• CoronaCoronavirus (COVID-19) Resources

    In an effort to support our members with the most updated information on COVID-19 we developed this resource page to easily access current CDC information and other resources to assist you professionally and personally.

    We will continue to update this page with more information as it becomes available and welcome your input as we navigate through this situation. As health care professionals it is our job to educate our patients and families on prevention and the what to do if someone is symptomatic.

    View resources


  • AwardCall for Excellence Award Nominations

    The awards are: Emerging Chapter Award, Established Chapter Excellence Award, Special Interest Group Excellence Award, Excellence in Clinical Practice Award, Excellence in Community Service Award, Excellence in Education Award, Excellence in Leadership Award, and Excellence in Research Award.

    The nominations are tallied in July and the winners are announced every year during the Awards Celebration at the GAPNA Annual Conference.

    Now is the time to nominate a colleague or yourself - DEADLINE is June 1, 2020.

    Get started... nominate today!

  • Meet the Candidates for the 2020-2021 BOD!
    Voting begins May 4 - 29, 2020!

    Please take a moment to read about this year’s candidates and why they feel they should be chosen for the position noted.


Little Difference in Effectiveness of Drugs to Prevent Episodic Migraine in Adults

Migraine headaches affect 17 percent of women and 6 percent of men in the United States and fall into two classes: episodic migraines, defined as lasting less than 15 days per month, and chronic migraines that last at least 15 days per month for at least 3 months.

Even episodic migraines can cause serious lifestyle limitations, requiring preventive medication. All four drugs approved by the U.S. Food and Drug Administration for prevention of adult episodic migraine (the anti-epileptics, divalproex and topiramate, and the beta-blockers, timolol and propranolol) were found effective in a review of studies on the medications.

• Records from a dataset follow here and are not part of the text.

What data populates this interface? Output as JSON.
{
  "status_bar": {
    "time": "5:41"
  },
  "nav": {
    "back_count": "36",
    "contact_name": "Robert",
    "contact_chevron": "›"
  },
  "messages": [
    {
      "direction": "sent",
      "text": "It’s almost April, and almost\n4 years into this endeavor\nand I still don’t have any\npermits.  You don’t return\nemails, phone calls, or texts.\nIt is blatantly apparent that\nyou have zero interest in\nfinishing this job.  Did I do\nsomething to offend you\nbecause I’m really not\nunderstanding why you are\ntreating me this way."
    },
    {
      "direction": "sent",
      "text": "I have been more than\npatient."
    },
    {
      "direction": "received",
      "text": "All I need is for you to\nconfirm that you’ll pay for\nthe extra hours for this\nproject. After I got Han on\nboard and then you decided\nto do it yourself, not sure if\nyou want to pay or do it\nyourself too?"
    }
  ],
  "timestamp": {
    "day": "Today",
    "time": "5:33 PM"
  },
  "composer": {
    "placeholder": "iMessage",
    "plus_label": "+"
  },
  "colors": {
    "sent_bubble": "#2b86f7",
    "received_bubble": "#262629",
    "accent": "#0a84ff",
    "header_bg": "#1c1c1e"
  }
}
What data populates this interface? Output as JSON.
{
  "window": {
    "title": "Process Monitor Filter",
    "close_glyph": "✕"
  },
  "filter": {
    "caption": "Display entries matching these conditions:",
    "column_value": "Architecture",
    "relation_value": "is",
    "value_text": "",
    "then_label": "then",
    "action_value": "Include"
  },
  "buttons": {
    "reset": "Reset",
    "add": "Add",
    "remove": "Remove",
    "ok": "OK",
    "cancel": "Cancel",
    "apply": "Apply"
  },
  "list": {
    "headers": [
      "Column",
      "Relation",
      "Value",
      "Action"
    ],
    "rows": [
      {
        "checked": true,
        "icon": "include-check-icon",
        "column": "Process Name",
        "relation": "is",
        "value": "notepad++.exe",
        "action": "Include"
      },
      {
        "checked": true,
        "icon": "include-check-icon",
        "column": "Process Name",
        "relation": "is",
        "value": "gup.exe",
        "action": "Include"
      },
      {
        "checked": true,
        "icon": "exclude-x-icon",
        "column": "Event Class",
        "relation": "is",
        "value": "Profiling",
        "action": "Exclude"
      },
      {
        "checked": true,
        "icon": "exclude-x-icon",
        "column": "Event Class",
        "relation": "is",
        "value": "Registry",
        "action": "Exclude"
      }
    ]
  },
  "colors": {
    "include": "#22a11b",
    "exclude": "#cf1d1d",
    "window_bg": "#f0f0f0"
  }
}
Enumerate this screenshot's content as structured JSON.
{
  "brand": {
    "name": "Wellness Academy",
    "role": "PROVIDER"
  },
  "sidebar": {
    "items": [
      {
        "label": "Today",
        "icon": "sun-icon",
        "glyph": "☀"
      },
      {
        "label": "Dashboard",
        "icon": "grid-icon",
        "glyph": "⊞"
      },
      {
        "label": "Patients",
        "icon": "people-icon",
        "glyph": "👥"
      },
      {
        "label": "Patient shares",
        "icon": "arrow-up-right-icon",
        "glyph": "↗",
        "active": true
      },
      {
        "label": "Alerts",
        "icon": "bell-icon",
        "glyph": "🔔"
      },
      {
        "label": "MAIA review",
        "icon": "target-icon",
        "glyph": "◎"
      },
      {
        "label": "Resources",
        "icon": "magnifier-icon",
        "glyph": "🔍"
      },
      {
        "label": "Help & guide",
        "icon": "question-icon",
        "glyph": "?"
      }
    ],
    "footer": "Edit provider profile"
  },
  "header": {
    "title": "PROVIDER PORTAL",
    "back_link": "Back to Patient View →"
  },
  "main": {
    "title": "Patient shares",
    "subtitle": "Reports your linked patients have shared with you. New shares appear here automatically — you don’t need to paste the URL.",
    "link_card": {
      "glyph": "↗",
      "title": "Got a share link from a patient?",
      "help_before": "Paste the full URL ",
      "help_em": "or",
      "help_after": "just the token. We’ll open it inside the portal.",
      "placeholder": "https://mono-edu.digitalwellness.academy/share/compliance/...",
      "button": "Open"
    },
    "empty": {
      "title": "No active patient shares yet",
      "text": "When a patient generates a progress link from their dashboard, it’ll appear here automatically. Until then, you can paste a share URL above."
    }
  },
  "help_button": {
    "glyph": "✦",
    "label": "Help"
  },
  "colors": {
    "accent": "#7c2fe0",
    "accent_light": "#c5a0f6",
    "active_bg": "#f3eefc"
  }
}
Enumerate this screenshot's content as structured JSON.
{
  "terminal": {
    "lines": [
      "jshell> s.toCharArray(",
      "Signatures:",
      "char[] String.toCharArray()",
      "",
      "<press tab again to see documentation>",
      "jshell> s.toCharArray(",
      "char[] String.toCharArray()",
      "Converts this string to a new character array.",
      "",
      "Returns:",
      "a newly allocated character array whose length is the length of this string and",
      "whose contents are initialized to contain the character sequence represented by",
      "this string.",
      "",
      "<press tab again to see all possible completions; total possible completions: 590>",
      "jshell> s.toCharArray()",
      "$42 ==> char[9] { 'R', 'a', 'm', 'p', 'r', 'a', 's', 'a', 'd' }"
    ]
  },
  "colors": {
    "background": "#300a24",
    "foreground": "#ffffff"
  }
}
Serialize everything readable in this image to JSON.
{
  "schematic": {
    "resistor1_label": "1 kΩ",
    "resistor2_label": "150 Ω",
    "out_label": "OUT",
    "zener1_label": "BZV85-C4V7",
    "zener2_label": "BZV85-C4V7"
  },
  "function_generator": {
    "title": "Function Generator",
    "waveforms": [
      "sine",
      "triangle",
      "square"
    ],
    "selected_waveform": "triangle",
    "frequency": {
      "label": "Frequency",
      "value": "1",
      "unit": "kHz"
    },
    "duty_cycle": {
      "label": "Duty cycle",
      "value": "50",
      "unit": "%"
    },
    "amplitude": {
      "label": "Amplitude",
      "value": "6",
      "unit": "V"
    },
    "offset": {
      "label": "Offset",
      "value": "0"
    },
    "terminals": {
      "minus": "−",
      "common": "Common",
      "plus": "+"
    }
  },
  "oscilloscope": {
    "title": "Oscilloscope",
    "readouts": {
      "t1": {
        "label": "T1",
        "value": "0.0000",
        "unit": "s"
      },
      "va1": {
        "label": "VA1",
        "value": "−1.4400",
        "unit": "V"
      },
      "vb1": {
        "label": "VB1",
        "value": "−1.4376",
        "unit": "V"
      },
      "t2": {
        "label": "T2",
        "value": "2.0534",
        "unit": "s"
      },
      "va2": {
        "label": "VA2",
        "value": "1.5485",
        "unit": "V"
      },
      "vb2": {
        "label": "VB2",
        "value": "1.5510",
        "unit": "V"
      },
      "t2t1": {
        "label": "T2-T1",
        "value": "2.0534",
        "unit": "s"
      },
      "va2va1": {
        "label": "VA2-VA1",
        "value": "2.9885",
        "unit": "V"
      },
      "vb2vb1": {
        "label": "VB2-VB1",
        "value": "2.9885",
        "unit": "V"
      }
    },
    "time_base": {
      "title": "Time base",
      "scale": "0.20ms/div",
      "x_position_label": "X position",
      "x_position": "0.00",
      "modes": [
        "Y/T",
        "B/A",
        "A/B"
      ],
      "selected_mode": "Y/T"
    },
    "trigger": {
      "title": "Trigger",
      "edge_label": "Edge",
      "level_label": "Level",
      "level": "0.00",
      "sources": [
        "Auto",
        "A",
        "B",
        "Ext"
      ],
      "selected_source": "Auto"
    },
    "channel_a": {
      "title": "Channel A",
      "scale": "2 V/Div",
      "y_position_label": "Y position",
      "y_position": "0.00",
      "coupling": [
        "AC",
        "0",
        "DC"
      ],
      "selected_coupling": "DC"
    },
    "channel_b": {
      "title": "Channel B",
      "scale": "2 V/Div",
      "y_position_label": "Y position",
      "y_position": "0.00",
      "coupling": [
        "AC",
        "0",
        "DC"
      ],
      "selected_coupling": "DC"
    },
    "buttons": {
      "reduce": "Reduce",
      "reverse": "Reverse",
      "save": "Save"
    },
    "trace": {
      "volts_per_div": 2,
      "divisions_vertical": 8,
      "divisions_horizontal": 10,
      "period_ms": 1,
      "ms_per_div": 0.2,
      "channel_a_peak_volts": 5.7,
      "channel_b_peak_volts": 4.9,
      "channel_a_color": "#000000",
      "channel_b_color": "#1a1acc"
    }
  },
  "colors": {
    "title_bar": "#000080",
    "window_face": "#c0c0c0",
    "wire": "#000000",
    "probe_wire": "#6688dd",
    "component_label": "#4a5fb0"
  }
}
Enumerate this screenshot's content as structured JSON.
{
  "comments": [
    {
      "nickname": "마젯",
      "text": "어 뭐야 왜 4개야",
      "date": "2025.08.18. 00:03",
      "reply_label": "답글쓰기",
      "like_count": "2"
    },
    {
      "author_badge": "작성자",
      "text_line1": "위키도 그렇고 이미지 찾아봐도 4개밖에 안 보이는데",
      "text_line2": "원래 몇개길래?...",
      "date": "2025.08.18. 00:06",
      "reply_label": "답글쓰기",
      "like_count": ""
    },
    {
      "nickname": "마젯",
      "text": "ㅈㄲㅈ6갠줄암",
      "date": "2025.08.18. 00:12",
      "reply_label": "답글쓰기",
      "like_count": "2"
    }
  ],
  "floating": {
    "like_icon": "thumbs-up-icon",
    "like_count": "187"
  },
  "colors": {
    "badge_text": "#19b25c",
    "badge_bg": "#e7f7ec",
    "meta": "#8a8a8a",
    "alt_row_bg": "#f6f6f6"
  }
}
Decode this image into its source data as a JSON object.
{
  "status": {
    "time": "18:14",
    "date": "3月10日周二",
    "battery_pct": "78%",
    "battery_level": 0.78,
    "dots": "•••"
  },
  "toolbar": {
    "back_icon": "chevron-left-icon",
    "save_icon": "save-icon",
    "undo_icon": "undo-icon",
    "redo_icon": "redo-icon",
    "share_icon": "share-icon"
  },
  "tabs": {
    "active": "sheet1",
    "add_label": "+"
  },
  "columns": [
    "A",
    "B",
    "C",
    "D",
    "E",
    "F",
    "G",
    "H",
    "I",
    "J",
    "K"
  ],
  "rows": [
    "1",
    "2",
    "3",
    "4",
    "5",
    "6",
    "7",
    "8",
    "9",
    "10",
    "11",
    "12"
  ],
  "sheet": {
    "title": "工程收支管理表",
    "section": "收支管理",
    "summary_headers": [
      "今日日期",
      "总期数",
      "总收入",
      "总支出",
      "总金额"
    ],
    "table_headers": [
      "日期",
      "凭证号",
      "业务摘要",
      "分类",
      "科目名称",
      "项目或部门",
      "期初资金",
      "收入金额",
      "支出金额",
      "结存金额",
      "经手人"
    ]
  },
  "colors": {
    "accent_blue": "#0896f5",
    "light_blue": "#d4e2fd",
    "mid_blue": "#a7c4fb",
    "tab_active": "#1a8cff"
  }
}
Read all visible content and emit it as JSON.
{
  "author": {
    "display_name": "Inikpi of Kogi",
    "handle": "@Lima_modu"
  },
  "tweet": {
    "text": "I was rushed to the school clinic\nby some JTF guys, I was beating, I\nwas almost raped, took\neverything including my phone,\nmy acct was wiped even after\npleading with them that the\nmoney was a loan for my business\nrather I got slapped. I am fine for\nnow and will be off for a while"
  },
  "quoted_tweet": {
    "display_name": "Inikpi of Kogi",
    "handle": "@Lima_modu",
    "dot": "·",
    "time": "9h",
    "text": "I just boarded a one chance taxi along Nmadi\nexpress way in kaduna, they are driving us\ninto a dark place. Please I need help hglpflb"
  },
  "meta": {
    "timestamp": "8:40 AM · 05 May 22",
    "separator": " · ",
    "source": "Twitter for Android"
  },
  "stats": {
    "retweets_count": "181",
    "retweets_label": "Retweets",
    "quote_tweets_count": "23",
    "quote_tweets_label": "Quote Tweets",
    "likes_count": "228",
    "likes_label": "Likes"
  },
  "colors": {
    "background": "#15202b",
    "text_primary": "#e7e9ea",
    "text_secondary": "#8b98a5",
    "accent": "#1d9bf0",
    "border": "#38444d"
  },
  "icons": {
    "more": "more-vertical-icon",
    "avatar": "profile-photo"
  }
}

These drugs were better than placebo in reducing monthly migraine frequency by at least 50% in 200-400 patients per 1,000 treated, according to a the review of 215 randomized controlled trials and 76 nonrandomized studies. However, none of the approved drugs was significantly more beneficial than the others.

More details are in Shamiliyan et al. (2013). Preventive pharmacologic treatments for episodic migraine in adults. Journal of General Internal Medicine, 28(9), 1225-1237.

Related Topic 1: 

GAPNA Newsletter Issue: